      Liked by 1 person

  3. So far I am really enjoying running the Pretoria group but it is still small enough to be manageable. I doubt it will ever get to the size of the Joburg one but I am hoping it get s alittle bigger to be able to spread the info out a bit 🙂


    1. I’m sure the Pretoria group will grow. I seem to remember 50 members was the critical mass for the Joburg group for it to become a thing and until then I would post something everyday and mention it to everybody I came across. So come August, I have a feeling this one will really get off the ground mainly as you are now actively managing what’s going on.

      Liked by 1 person

  4. I guess starting a new group sounds like a great idea. Las year, I joined the Nairobi expat’s group (or so I thought I was doing) but then I discovered there were many other nairobi groups!!! Here, every nationality has its own group, you’ve got groups for selling/buying second-hand stuff, groups for partying, groups for everything! It’s just crazy… specially when people ignore rules and they do what they want. The worst of all is all those locals trying to sell you everything they can… it must definitely be a hard job! So congrats for your committement 😉
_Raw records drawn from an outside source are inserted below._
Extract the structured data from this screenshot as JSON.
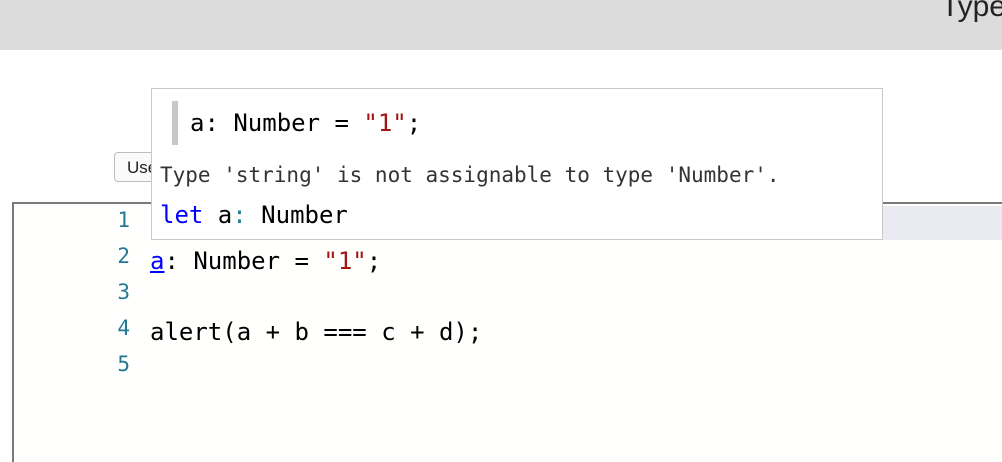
{
  "header": {
    "title": "Type"
  },
  "toolbar": {
    "button_label": "Use TypeScript"
  },
  "editor": {
    "line_numbers": [
      "1",
      "2",
      "3",
      "4",
      "5"
    ],
    "line2": {
      "var": "a",
      "rest_before": ": Number = ",
      "string": "\"1\"",
      "end": ";"
    },
    "line4": {
      "code": "alert(a + b === c + d);"
    }
  },
  "hover": {
    "signature": {
      "name": "a: Number = ",
      "string": "\"1\"",
      "end": ";"
    },
    "message": "Type 'string' is not assignable to type 'Number'.",
    "declaration": {
      "keyword": "let",
      "name": " a",
      "colon": ":",
      "type": " Number"
    }
  },
  "colors": {
    "keyword": "#0000ff",
    "string": "#a31515",
    "line_number": "#237893",
    "header_bg": "#dcdcdc"
  }
}
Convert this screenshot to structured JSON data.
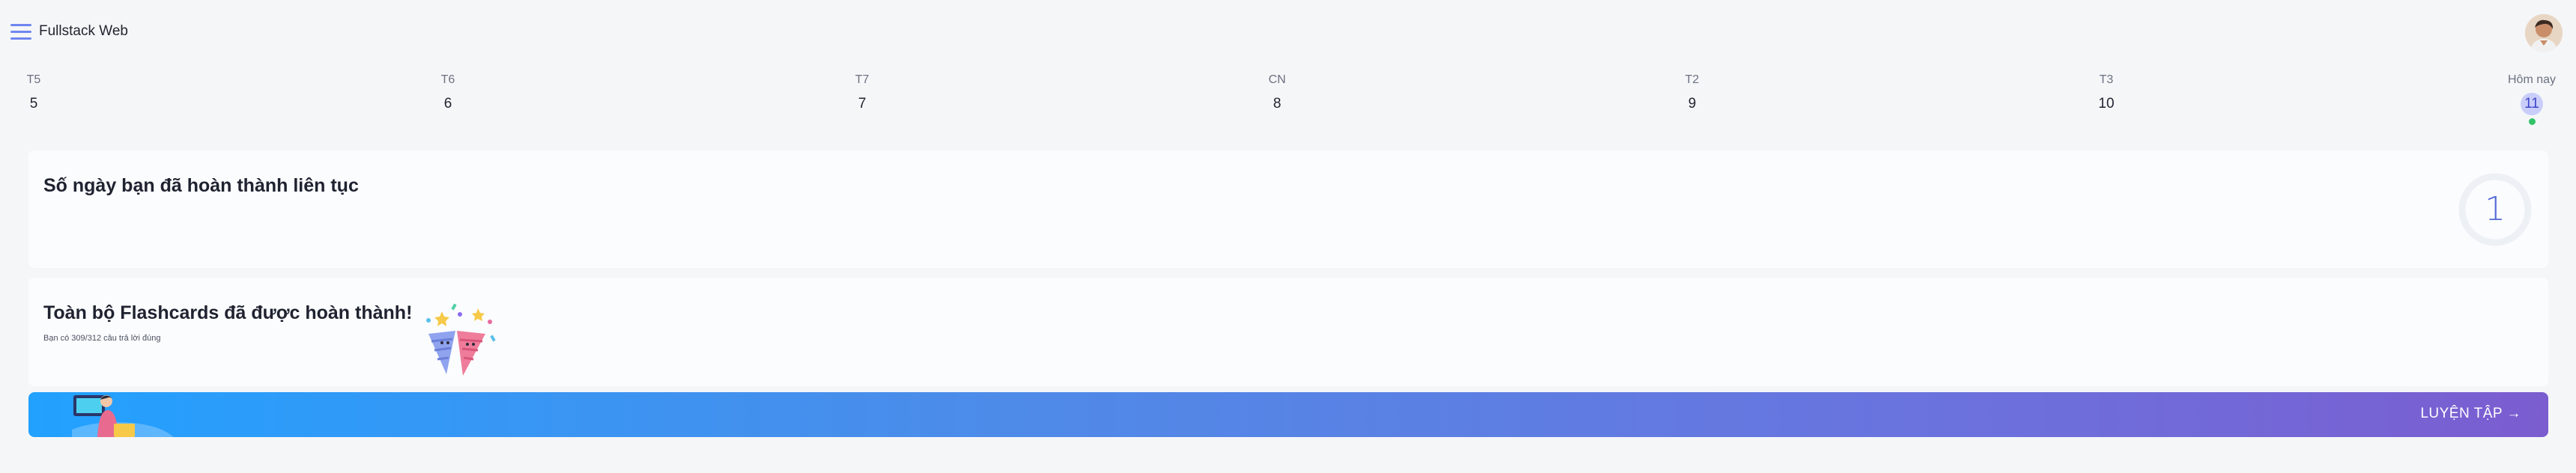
{
  "header": {
    "menu_icon": "hamburger-menu-icon",
    "title": "Fullstack Web",
    "avatar": "user-avatar"
  },
  "week": [
    {
      "dow": "T5",
      "num": "5"
    },
    {
      "dow": "T6",
      "num": "6"
    },
    {
      "dow": "T7",
      "num": "7"
    },
    {
      "dow": "CN",
      "num": "8"
    },
    {
      "dow": "T2",
      "num": "9"
    },
    {
      "dow": "T3",
      "num": "10"
    },
    {
      "dow": "Hôm nay",
      "num": "11",
      "today": true
    }
  ],
  "streak": {
    "title": "Số ngày bạn đã hoàn thành liên tục",
    "count": "1"
  },
  "flashcards": {
    "title": "Toàn bộ Flashcards đã được hoàn thành!",
    "subtitle": "Bạn có 309/312 câu trả lời đúng",
    "illustration": "party-popper-icon"
  },
  "banner": {
    "button_label": "LUYỆN TẬP →",
    "illustration": "student-laptop-icon"
  },
  "colors": {
    "accent": "#6f86f0",
    "today_bg": "#c9cdf9",
    "today_dot": "#34c268",
    "banner_start": "#22a1ff",
    "banner_end": "#7b5dd0"
  }
}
    1. Thanks Soso 🙂 . Your English is infinitely better than my French! How’s Nairobi as a place to live? I suppose it’s better to have a choice of Facebook groups than none at all.

      Liked by 1 person

      1. Yes, you are right always better to have achoice! This is our first expatriation and also the first in Africa. Nairobi is as nice as a big african metropolis can be, so a very big changement for us coming from a city as sophisticated as Paris ;-). Life is not that difficult here, you can find almost everything you need for a simple and honest life. The only issue here is corruption in every level of life that you can imagine. Or perhaps you can never image, you have to live here to see it! Personal security is also a big issue here, and it is psychologically exhausting. But I think you know what I am talking about, these problems seem to be also very common in South Africa, right?

        Liked by 1 person

Leave a Reply

Fill in your details below or click an icon to log in:

WordPress.com Logo

You are commenting using your WordPress.com account. Log Out /  Change )

Facebook photo

You are commenting using your Facebook account. Log Out /  Change )

Connecting to %s

This site uses Akismet to reduce spam. Learn how your comment data is processed.